From the architect. During the nineteenth century, Alfred New York was a major design and manufacturing region for architectural terra cotta, ceramic, and glass. Many industrial age terra cotta products used on buildings in New York and throughout the country were manufactured in Alfred. Recently, Ikon.5 architects completed the McGee Art Pavilion for Alfred University’s New York State College of Ceramics.
The McGee Art Pavilion is an expansion to the School of Art and Design at the New York State College of Ceramics. Designed as a large ceramic container for holding art and light, the pavilion is set on a plaza between two existing campus buildings on the main pedestrian road on the campus, creating a realization of the manufacturing history of Alfred.
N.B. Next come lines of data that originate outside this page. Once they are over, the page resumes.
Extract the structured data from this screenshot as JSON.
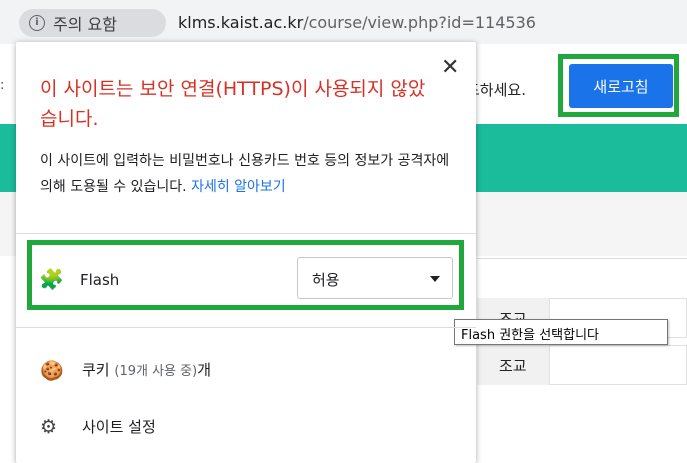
{
  "address_bar": {
    "security_chip": "주의 요함",
    "url_host": "klms.kaist.ac.kr",
    "url_path": "/course/view.php?id=114536"
  },
  "page": {
    "warning_tail": "드하세요.",
    "reload_button": "새로고침",
    "table_labels": [
      "조교",
      "조교"
    ]
  },
  "popup": {
    "title": "이 사이트는 보안 연결(HTTPS)이 사용되지 않았습니다.",
    "description": "이 사이트에 입력하는 비밀번호나 신용카드 번호 등의 정보가 공격자에 의해 도용될 수 있습니다.",
    "learn_more": "자세히 알아보기",
    "flash": {
      "label": "Flash",
      "selected": "허용",
      "tooltip": "Flash 권한을 선택합니다"
    },
    "cookies": {
      "label": "쿠키",
      "count": "(19개 사용 중)",
      "suffix": "개"
    },
    "site_settings": "사이트 설정"
  },
  "colors": {
    "accent_green": "#21a83d",
    "teal": "#1abc9c",
    "button_blue": "#1a73e8",
    "warning_red": "#d93025"
  },
  "icons": [
    "info-icon",
    "close-icon",
    "puzzle-icon",
    "cookie-icon",
    "gear-icon"
  ]
}
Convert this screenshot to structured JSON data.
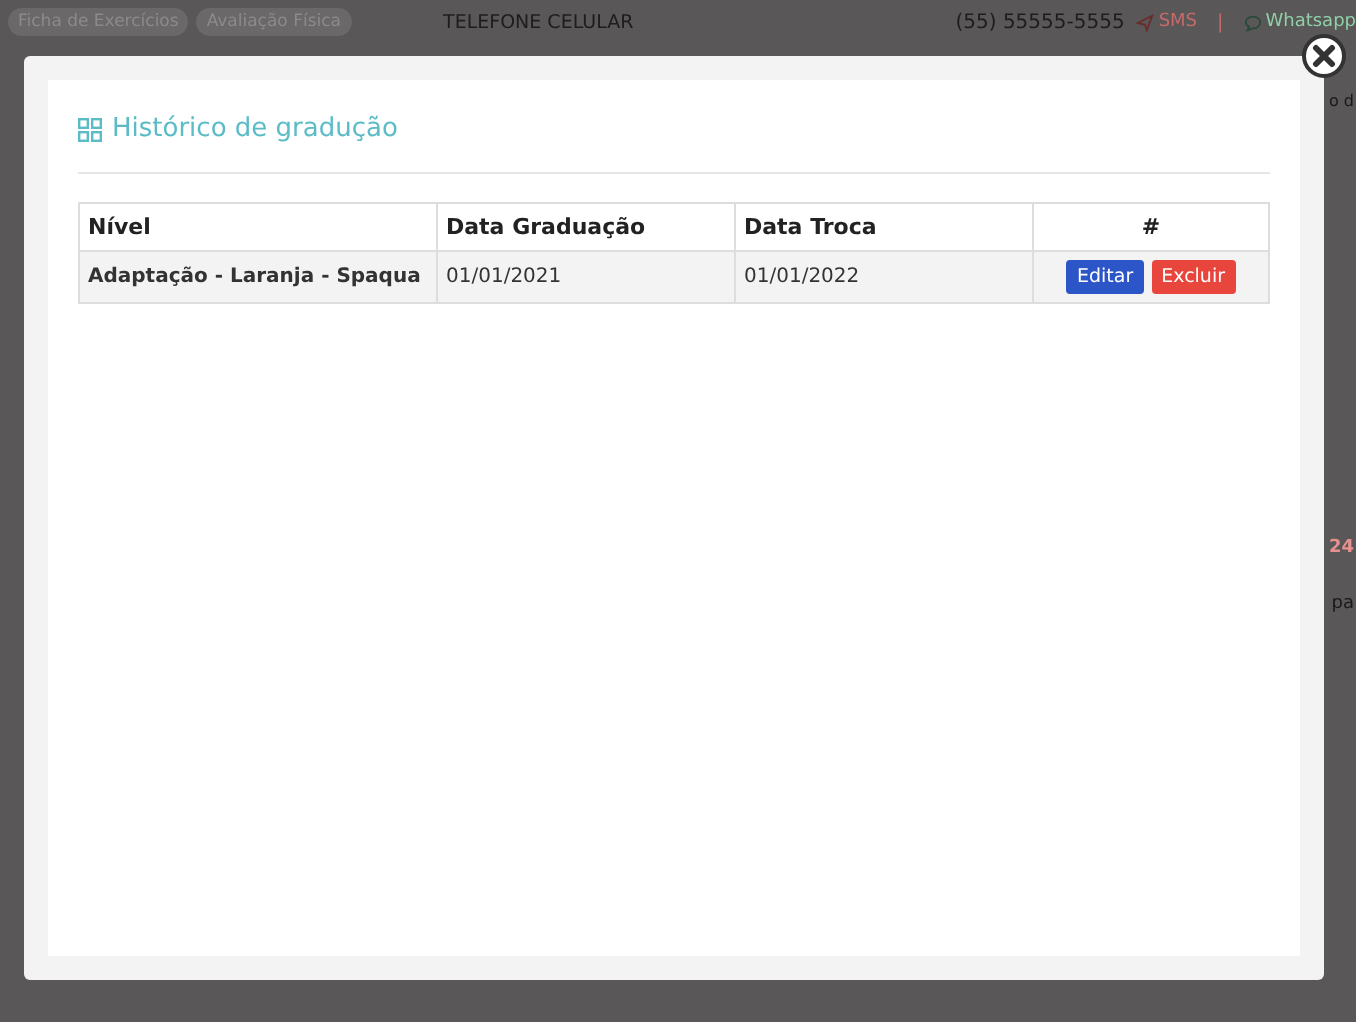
{
  "background_page": {
    "tab_buttons": [
      "Ficha de Exercícios",
      "Avaliação Física"
    ],
    "phone_label": "TELEFONE CELULAR",
    "phone_number": "(55) 55555-5555",
    "sms_link": "SMS",
    "separator": "|",
    "whatsapp_link": "Whatsapp",
    "right_fragments": [
      "o d",
      "24",
      "pa"
    ]
  },
  "modal": {
    "title": "Histórico de gradução",
    "table": {
      "columns": [
        "Nível",
        "Data Graduação",
        "Data Troca",
        "#"
      ],
      "rows": [
        {
          "cells": [
            "Adaptação - Laranja - Spaqua",
            "01/01/2021",
            "01/01/2022"
          ],
          "actions": [
            {
              "label": "Editar",
              "kind": "edit"
            },
            {
              "label": "Excluir",
              "kind": "delete"
            }
          ]
        }
      ]
    }
  }
}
Its ceramic façade, made of un-glazed terra cotta tubes, is a solar and rain screen. The tubes that make up the screen are suggestive of the ceramic vessels and art objects created inside the School of Art and Design. Their un-glazed flushed white pigment is similar to the nature of student art work before final finishing. Furthermore, the staggered pattern of the façade is enthused by the racks of unfinished ceramic articles that envelop the art studios.
Cantilevering over a glass wall, the pavilion vividly engages campus on-lookers as a piece of ceramic art and allows them to see inside the exhibition gallery, consequently putting student work on public display. The exhibition space is inherently flexible and large enough to display hefty contemporary art pieces. In addition, a mezzanine gallery overlooks the two story exhibition hall to give a bird’s eye perspective to the three dimensional works. Additionally, the mezzanine connects to the immersive gallery, which is a black box space for the total immersive display of video and audio art forms. Finally, art studios, expanded media studios, art history classrooms, and support spaces are located below the exhibition hall.
The McGee Pavilion is designed to achieve a USGBC LEED Silver certification through control of day lighting in the galleries, TPO roofing, low consumption water fixtures, and high efficiency heating ventilation and air condition systems, including radiant heating in the exposed concrete floors of the studios and exhibition space.